Strategic growth keeps businesses alive. Sometimes, your strategy requires something dramatic, like merging your business with another entity. But mergers and acquisitions can get ugly if done incorrectly. Fortunately, there are simple steps you can take to avoid catastrophe.

3 Steps to a Merger and Acquisition Process
When looking at any merger and acquisition transaction, there are three phases to consider: Before, during, and after the transaction. Within each phase are multiple steps you should take to ensure you go about the process correctly.

1. Before the Transaction
You want your company to be as presentable and financially sound as possible before attempting to merge or sell. Doing so will help position your company for future financial success in your acquisition ventures. This can also increase your chances of a buyer becoming interested in your company. The preparation stage for a transaction can start one to three years before you expect to sell or merge. The sooner you start preparing for a transaction the smoother the process will be during the transaction.

2. During the Transaction
Once you find a suitable buyer, you can begin the transaction process. This should involve a quality of earnings (QofE) report, which analyzes your company’s earnings before interest, taxes, depreciation, and amortization (EBITDA). This ensures both you and the purchasing entity
are working with the best information possible.

3. After the Transaction
The merging process isn’t over just because the transaction is over. You should reevaluate your assets and liabilities on your balance sheet aft er the transaction is complete. This phase may also involve looking at how your organization will integrate into the new business entity.

Throughout each of these three phases, your CFO is the experienced ally you need to complete your necessary financial reporting. They will ensure you are bought out by a company that has your best interests in mind.

A CFO can also help you comply with SEC and other regulations about what you can say before announcing a merger, who you can say it to, and when you can say it, including rules about trading on inside information.

5 Tips to Prepare for a Merger and Acquisition
If you want to make it through the three phases of an M&A transaction relatively quickly and unscathed, you’ll need the counsel of a CFO. Here are five tips for completing your M&A and how a CFO can help you with each of these strategies.

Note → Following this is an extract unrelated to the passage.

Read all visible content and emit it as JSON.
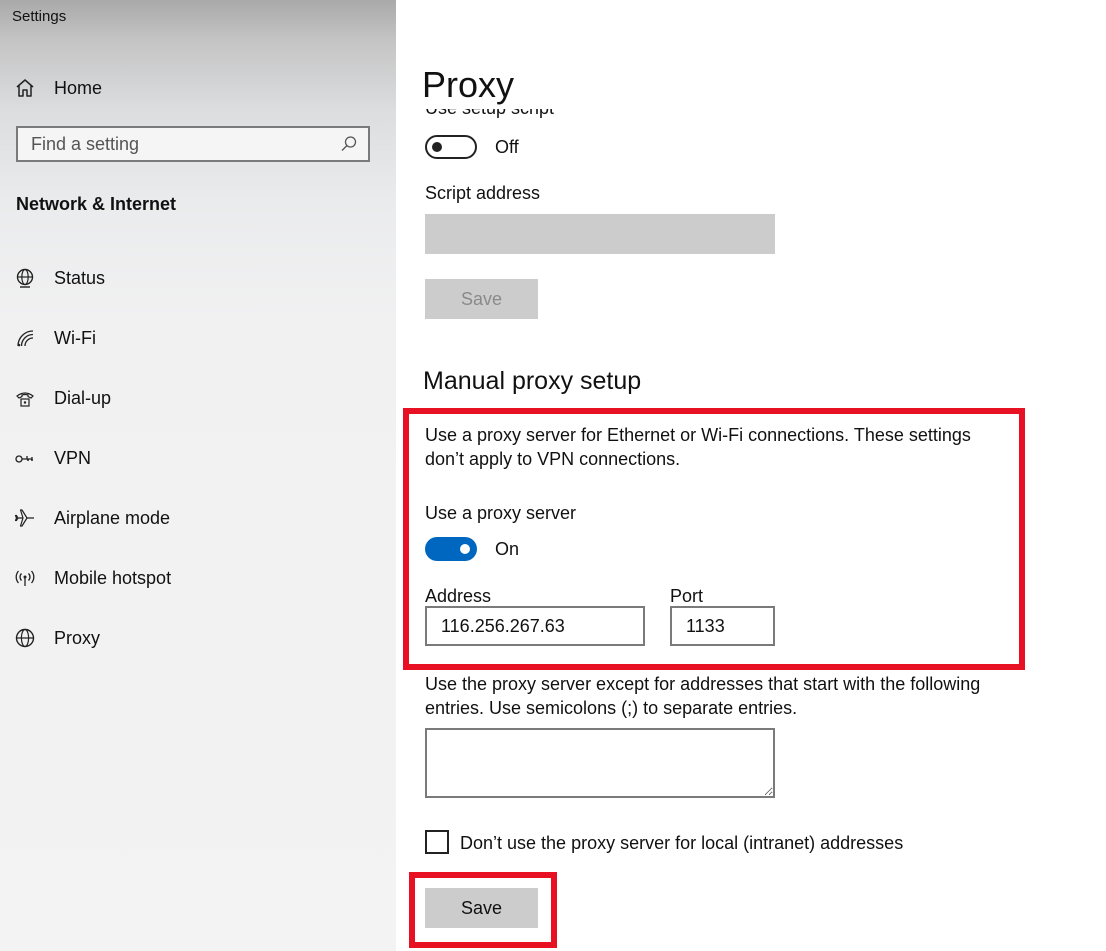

1. Value Your Business
Your sale price isn’t something you should take lightly—you’re worth
every penny. There are many variables considered in a valuation. A CFO
can help you identify the most important ones for your company to assess
your current value.

2. Network with Buyers
Finding a buyer is sometimes the most difficult part of the M&A process. How can you find an entrepreneur that is both experienced in your industry and has the capital to purchase your business?

CFOs have connections. They will open the door to potential buyers and help you start conversations that get the M&A process moving. This can include helping you put together pitch decks for specific buyers to maximize your chances of striking a deal. CFOs can also help you narrow
the buyers to a few viable candidates (which brings us to our next point).

3. Screen Your Potential Buyers
After introducing you to a variety of potential buyers, a CFO will work with you to ensure your buyer has your best interest in mind. You’ll
likely run into two different buyers in your journey: financial buyers and strategic buyers.

Financial buyers are simply those who are primarily interested in making money from purchasing your company. As such, they may
not be as interested in keeping your employees or using any of the infrastructures you’ve developed over the years.

Strategic buyers are looking to utilize your organization’s assets, whether it’s your technology, your employees, your vendors, or any of your business’ assets. This is the buyer you should be interested in—one that can leverage your existing successes into something greater.

4. Keep Employees Informed
Your employees are undoubtedly concerned about how a potential merger or acquisition will affect their well-being. After all, roughly 30% of employees are made redundant after a merger or acquisition within the same industry.

The best course of action is simply being transparent with your employees about their future with the company moving forward. It’s not always easy to predict which roles are on the chopping block, but a CFO can help you at least predict which roles are more likely to be made redundant.

5. Communicate with Customers
Finally, you want to be very clear with your customers about the future of your business. Your CFO will help you identify the correct time to notify your customers of an impending M&A. They can also help you answer your customers’ questions and concerns regarding the M&A, helping you prepare talking points to address when having these difficult discussions.

Your Path to Better M&A Preparation
Don’t try and tackle your mergers and acquisitions alone. Working with a professional CFO can alleviate the burdens of transactions so you
can focus on what matters most: making a deal that benefits you, your employees, and your shareholders.

For help with your mergers and acquisitions, contact Amplēo today.

Patrick McMillan is a CFO and Transaction Advisor at Amplēo who is skilled in Quality of Earnings and assisting companies before, during, and aft er transactions.